Lewisham and Greenwich NHS Trust experienced its "most challenging day in its history" last week, according to Greenwich Council leader Danny Thorpe.

On Monday, November 4, the Queen Elizabeth Hospital was reportedly short by 122 beds, making it the worst in the trust's history, and the hospital also spent several days on Level 4 (Black) internal alert.

Mr Thorpe visited the Woolwich hospital earlier this week along with Cllr Averil Lekau to meet with the chief executive of Lewisham and Greenwich NHS Trust to "discuss recent issues."

In a series of tweets, the council leader said that corridors in the A&E department had been converted to provide additional beds within the hospital.

He also said that a bed management meeting had taken place to try and find a solution, and paid tribute to the staff working across the trust.

A spokesperson for the trust said: “During the winter months, our hospitals face considerable pressure due to increased emergency admissions for respiratory and other conditions brought on by cold weather and viruses. We work closely with our partners in primary care and adult social services to manage demand on hospital services."

The spokesperson explained that when the trust declares a Level 4 Black on the Emergency Department Full Capacity Protocol, it means the emergency department is experiencing very high demand and triggers an internal process.

They said: “The Full Capacity Protocol has four levels: black (the highest), red, amber and green. Thanks to the hard work of our staff, both Queen Elizabeth Hospital and University Hospital Lewisham are currently on green (our lowest level of escalation)."

In another tweet, Mr Thorpe commented that a hospital built for 100,000 people cannot deal with 177,000 turning up.

Queen Elizabeth Hospital, located on Woolwich Common, was opened in 2001 to replace Greenwich District Hospital and Brook General Hospital in serving residents in Greenwich and Bexley.
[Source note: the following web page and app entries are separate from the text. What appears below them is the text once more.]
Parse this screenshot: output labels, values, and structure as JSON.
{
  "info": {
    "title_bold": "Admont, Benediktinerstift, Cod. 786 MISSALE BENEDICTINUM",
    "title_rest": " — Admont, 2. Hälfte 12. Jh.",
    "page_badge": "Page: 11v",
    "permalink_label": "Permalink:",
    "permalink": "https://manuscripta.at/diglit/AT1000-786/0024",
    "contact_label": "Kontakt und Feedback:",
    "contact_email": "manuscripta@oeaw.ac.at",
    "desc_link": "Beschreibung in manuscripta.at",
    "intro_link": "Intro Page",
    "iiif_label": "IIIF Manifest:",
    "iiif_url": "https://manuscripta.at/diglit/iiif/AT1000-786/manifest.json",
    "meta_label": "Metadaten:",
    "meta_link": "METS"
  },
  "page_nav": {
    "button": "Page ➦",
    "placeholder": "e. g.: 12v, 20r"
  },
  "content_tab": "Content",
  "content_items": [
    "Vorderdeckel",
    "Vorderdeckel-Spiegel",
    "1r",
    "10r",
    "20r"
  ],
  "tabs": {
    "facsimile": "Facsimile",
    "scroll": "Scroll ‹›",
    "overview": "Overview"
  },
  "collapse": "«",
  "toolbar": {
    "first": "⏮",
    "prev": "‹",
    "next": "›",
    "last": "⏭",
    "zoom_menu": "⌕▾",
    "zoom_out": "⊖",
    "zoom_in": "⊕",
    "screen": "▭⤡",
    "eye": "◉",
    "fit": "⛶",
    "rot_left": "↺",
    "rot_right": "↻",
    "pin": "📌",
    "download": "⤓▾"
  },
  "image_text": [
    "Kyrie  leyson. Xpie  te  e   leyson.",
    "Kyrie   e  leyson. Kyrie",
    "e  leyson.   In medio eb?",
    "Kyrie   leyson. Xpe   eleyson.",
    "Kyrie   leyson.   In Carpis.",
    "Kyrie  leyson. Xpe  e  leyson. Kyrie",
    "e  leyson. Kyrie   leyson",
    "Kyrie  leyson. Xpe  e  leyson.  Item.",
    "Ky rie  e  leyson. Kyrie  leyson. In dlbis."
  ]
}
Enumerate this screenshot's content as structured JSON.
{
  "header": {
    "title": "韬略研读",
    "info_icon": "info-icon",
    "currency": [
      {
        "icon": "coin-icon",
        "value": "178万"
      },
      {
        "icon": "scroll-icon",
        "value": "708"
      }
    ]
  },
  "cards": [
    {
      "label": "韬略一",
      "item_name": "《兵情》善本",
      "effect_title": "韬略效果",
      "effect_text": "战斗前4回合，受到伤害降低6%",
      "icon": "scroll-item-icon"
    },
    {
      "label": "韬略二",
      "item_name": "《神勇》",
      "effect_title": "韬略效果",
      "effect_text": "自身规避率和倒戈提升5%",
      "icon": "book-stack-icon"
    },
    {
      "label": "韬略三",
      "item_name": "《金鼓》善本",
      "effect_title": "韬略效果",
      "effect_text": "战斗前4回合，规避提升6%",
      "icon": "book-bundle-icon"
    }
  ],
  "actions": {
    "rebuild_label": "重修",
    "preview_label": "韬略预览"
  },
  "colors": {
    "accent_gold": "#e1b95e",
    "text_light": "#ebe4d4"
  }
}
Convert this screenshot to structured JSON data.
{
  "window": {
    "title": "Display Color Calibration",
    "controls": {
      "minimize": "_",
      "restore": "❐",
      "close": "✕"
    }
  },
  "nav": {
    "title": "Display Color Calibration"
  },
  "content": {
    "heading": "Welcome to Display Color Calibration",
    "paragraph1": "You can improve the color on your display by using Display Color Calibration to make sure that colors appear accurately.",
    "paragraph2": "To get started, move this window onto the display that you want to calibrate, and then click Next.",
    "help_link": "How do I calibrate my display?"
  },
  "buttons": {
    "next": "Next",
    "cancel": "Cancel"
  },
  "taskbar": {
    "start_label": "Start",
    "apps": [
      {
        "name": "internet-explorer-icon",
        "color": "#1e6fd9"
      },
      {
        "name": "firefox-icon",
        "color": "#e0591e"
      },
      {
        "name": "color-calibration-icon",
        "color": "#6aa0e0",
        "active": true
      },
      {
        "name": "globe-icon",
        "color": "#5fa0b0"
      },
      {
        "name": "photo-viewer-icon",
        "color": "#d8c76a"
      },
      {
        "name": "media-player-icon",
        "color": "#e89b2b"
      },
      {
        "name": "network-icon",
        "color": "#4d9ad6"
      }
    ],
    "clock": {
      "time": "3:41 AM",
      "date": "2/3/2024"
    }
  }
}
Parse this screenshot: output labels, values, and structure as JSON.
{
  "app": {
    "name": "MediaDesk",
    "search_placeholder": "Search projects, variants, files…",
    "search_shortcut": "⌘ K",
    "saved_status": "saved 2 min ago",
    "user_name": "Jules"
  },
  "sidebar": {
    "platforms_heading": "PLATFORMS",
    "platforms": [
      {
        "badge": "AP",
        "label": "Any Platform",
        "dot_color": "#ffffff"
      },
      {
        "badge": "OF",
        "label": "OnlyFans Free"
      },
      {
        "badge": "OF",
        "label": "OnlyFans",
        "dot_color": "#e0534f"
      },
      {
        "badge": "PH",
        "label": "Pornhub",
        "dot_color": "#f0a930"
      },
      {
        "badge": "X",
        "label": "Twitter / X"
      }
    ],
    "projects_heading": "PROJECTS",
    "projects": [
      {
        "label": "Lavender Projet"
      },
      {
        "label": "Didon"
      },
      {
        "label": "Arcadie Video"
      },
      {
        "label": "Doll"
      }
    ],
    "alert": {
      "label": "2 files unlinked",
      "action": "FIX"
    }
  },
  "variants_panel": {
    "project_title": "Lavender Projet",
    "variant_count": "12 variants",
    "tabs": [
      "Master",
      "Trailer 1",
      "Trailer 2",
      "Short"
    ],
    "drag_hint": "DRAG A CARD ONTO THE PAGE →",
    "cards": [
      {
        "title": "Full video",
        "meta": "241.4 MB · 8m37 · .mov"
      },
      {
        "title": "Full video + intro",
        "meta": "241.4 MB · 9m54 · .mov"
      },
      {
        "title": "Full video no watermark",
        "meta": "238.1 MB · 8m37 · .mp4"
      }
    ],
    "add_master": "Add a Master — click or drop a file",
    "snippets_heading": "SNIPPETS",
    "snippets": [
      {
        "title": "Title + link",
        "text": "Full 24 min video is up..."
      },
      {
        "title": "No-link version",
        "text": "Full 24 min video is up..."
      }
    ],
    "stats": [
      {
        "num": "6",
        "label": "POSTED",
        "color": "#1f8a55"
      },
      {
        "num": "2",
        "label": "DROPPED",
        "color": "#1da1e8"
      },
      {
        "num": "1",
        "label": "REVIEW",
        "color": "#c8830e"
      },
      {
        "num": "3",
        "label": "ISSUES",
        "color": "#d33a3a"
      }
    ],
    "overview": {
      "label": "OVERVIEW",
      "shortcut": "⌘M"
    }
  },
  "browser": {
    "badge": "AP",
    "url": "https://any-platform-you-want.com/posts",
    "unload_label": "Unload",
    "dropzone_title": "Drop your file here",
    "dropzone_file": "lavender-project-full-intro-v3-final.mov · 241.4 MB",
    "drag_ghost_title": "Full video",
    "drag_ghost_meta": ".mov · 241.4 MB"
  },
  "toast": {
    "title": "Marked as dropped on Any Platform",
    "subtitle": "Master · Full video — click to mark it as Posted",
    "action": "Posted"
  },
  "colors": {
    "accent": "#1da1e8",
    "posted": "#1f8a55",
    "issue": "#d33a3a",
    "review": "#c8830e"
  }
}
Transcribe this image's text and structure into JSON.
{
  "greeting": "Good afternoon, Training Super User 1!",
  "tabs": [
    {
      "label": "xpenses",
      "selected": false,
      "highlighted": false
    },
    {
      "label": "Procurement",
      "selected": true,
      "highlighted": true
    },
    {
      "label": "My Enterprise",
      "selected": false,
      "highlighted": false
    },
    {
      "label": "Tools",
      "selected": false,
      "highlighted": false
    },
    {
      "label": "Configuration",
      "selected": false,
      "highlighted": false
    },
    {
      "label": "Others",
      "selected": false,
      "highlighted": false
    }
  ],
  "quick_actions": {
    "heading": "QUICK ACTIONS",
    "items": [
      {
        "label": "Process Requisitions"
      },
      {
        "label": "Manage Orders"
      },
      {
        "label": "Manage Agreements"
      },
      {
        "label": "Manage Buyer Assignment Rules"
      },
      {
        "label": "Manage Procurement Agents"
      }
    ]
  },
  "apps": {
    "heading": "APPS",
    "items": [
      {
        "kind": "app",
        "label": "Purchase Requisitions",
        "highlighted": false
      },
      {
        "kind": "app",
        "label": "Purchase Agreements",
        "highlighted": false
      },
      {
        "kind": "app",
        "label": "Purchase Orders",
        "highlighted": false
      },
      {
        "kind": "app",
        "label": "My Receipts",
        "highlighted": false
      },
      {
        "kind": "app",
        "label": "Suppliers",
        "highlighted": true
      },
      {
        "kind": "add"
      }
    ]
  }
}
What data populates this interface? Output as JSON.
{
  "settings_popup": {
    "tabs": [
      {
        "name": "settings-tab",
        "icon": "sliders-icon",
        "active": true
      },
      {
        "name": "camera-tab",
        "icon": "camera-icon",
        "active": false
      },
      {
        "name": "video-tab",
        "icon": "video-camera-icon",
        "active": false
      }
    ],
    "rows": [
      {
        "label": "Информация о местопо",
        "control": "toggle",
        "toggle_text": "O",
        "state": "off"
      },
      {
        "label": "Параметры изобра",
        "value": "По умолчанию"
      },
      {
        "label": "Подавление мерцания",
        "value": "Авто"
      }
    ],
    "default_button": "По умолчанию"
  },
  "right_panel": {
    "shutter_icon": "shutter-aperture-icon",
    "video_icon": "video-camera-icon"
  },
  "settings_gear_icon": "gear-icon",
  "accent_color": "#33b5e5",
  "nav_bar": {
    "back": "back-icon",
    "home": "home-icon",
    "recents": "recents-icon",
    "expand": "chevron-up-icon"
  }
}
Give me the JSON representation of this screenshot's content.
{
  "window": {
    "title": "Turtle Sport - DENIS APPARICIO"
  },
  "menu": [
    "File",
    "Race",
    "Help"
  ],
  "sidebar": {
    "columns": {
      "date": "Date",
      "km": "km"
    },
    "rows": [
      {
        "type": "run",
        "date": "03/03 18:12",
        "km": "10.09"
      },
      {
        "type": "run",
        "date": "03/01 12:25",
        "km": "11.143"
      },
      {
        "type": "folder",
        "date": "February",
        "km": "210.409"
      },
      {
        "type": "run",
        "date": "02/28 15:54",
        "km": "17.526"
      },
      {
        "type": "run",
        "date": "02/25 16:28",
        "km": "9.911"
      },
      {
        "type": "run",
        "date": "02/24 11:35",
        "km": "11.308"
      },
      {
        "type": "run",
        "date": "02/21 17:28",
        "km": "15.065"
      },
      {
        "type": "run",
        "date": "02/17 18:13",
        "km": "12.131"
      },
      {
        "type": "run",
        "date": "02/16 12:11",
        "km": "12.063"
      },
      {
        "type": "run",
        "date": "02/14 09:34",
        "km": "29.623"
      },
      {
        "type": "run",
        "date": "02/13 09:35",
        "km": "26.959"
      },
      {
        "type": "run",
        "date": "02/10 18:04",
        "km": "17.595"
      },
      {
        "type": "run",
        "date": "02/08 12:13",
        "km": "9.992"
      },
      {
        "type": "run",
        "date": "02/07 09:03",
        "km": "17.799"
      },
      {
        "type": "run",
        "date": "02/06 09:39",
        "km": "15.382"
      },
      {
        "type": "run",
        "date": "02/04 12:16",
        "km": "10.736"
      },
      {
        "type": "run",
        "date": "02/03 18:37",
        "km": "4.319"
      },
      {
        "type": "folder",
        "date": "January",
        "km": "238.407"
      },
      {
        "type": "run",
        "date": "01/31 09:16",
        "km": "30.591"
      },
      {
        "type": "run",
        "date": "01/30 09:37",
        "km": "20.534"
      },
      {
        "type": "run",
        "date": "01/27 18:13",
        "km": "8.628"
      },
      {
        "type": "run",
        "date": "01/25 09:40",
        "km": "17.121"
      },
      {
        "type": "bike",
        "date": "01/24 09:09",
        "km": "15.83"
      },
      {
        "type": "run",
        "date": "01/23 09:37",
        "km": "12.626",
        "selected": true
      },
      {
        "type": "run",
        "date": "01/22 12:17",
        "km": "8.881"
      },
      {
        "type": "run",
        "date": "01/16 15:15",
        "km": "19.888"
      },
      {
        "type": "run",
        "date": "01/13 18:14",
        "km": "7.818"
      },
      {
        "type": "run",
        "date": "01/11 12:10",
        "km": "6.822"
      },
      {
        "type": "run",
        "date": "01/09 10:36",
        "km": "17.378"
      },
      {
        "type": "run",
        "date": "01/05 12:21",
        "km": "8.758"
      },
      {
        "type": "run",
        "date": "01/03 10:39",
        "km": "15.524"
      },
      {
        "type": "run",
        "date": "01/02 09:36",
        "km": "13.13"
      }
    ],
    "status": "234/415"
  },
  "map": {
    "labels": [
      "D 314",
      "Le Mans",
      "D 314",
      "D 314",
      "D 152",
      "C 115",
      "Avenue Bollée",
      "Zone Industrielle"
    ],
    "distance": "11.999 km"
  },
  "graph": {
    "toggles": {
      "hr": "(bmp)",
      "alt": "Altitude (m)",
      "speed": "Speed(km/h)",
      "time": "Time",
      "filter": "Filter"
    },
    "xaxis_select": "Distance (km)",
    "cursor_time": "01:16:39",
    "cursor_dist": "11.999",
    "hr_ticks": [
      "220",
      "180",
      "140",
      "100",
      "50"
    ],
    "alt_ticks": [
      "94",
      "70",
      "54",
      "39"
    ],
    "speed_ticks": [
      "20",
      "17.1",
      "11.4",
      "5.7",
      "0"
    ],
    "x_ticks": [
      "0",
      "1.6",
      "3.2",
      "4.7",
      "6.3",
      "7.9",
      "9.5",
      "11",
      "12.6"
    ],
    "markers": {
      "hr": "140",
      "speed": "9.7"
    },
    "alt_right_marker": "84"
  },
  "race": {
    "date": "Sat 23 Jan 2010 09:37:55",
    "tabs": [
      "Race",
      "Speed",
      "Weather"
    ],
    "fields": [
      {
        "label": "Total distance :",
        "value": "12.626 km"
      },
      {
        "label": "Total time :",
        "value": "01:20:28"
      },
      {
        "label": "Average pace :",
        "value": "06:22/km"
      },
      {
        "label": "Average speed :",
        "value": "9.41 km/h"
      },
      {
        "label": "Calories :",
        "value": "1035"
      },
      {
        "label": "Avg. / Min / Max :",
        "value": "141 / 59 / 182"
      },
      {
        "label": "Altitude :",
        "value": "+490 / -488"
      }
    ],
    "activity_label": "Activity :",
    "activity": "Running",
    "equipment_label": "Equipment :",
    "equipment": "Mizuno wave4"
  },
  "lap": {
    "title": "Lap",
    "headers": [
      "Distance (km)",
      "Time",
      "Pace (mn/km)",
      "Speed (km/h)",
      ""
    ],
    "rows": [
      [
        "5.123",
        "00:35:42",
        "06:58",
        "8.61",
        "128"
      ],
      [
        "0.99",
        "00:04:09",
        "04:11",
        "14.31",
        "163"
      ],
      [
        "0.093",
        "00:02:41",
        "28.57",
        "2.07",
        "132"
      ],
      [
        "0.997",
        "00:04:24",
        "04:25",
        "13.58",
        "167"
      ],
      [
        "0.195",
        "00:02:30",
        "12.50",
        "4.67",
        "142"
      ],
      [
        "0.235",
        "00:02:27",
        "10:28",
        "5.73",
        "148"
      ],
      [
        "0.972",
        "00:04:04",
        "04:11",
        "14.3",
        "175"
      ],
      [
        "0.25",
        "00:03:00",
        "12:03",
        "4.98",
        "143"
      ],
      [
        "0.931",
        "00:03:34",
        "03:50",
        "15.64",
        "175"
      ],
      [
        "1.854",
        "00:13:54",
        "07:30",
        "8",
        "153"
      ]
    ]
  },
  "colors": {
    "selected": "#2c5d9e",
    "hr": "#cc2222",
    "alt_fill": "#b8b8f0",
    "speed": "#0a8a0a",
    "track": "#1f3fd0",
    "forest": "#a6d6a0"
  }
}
Lewisham and Greenwich NHS Trust stressed the need for people to use the appropriate health services so staff are available to provide timely treatment to those who need it most.

ED is for serious, life-threatening health concerns needing urgent medical attention, whilst less-urgent cases can often be dealt with by a pharmacist, NHS 111 or by booking an appointment with their GP.